ASSIGNMENT = Could you say how many lines in the records include "using"? Please give the number by itself.

MATERIAL TO PROCESS START

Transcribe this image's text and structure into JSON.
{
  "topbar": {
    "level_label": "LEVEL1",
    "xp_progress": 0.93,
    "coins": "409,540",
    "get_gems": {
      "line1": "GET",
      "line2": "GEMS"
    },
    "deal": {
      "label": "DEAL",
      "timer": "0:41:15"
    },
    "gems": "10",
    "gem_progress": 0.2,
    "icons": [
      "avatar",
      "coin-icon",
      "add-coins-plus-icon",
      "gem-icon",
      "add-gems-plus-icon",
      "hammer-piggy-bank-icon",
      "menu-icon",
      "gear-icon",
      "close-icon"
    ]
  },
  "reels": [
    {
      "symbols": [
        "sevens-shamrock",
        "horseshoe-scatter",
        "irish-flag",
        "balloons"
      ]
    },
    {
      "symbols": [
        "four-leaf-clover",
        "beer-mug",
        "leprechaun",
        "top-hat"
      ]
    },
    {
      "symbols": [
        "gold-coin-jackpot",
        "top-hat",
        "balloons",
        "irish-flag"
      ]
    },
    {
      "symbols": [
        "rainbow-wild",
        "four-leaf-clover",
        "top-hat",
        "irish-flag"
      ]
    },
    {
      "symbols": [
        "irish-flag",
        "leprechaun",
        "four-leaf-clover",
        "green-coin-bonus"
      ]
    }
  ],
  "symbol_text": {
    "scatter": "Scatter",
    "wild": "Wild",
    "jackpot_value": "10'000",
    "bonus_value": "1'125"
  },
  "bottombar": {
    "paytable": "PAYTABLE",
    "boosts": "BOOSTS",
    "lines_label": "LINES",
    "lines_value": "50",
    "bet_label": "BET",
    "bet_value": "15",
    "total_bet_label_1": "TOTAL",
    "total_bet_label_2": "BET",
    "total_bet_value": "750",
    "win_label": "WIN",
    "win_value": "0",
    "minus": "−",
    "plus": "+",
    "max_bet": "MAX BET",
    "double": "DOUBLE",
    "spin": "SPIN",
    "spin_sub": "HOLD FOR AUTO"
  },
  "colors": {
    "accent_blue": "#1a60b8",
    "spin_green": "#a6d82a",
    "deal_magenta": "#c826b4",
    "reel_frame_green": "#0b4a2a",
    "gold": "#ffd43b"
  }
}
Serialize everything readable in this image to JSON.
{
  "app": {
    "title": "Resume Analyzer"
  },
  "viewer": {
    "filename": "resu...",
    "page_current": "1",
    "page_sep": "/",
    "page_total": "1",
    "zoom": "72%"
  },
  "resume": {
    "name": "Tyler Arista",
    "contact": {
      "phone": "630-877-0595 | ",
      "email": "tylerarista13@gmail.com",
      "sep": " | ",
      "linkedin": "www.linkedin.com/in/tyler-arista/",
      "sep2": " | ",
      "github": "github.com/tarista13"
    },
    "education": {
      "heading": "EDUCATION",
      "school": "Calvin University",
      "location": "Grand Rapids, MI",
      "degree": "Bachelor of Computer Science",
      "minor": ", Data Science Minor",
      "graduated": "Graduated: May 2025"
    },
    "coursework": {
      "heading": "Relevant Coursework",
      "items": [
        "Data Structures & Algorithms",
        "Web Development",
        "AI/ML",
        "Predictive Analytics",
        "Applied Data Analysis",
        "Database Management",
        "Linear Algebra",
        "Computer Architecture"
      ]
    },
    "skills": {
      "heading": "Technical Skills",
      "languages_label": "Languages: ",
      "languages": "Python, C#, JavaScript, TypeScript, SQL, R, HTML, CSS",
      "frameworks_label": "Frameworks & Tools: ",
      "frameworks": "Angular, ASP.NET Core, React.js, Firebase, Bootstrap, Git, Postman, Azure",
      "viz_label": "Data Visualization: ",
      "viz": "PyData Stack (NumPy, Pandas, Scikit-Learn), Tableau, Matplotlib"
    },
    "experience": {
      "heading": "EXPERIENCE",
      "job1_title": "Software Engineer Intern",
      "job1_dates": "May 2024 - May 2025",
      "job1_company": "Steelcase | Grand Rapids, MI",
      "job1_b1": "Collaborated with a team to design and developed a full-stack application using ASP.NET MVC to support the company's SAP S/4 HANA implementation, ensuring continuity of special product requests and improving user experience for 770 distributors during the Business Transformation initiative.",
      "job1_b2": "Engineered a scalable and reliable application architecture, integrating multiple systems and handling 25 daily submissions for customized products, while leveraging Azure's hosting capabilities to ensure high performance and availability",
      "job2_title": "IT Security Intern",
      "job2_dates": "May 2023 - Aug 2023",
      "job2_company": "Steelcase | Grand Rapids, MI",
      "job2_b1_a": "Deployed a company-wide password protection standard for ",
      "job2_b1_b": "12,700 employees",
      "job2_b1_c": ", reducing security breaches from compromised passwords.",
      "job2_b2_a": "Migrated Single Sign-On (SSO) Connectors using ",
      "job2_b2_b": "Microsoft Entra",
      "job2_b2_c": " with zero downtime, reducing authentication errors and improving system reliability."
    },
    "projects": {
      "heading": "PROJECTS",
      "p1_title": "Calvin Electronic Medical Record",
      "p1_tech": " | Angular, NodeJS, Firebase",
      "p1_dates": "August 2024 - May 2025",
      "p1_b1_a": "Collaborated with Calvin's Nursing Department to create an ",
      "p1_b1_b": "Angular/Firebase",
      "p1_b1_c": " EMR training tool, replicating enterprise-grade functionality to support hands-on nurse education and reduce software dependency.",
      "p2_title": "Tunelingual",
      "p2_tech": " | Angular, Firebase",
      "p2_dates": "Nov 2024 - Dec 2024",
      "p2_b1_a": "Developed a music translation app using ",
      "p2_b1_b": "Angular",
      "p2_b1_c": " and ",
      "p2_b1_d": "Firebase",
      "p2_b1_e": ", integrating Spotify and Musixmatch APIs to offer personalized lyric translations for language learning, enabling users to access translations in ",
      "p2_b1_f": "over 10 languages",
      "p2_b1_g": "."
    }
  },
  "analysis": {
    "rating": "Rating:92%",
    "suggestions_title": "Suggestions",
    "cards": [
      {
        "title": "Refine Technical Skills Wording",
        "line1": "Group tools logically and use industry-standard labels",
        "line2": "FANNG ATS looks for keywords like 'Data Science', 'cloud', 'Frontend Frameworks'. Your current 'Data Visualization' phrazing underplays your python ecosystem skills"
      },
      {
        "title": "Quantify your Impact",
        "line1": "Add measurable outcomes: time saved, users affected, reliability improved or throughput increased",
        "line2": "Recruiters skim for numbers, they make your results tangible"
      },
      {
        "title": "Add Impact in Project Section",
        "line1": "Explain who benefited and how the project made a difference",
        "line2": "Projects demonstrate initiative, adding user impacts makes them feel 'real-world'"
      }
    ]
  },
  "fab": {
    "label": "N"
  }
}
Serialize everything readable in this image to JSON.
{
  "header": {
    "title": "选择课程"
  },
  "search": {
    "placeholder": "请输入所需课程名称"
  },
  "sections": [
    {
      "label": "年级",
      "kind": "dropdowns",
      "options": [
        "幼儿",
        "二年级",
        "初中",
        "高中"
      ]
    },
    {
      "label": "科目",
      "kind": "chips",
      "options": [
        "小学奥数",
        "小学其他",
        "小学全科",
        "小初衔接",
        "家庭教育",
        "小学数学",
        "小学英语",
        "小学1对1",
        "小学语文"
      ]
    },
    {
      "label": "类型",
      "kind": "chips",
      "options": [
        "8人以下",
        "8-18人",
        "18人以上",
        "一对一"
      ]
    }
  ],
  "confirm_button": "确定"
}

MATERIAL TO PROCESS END

SOLUTION = 3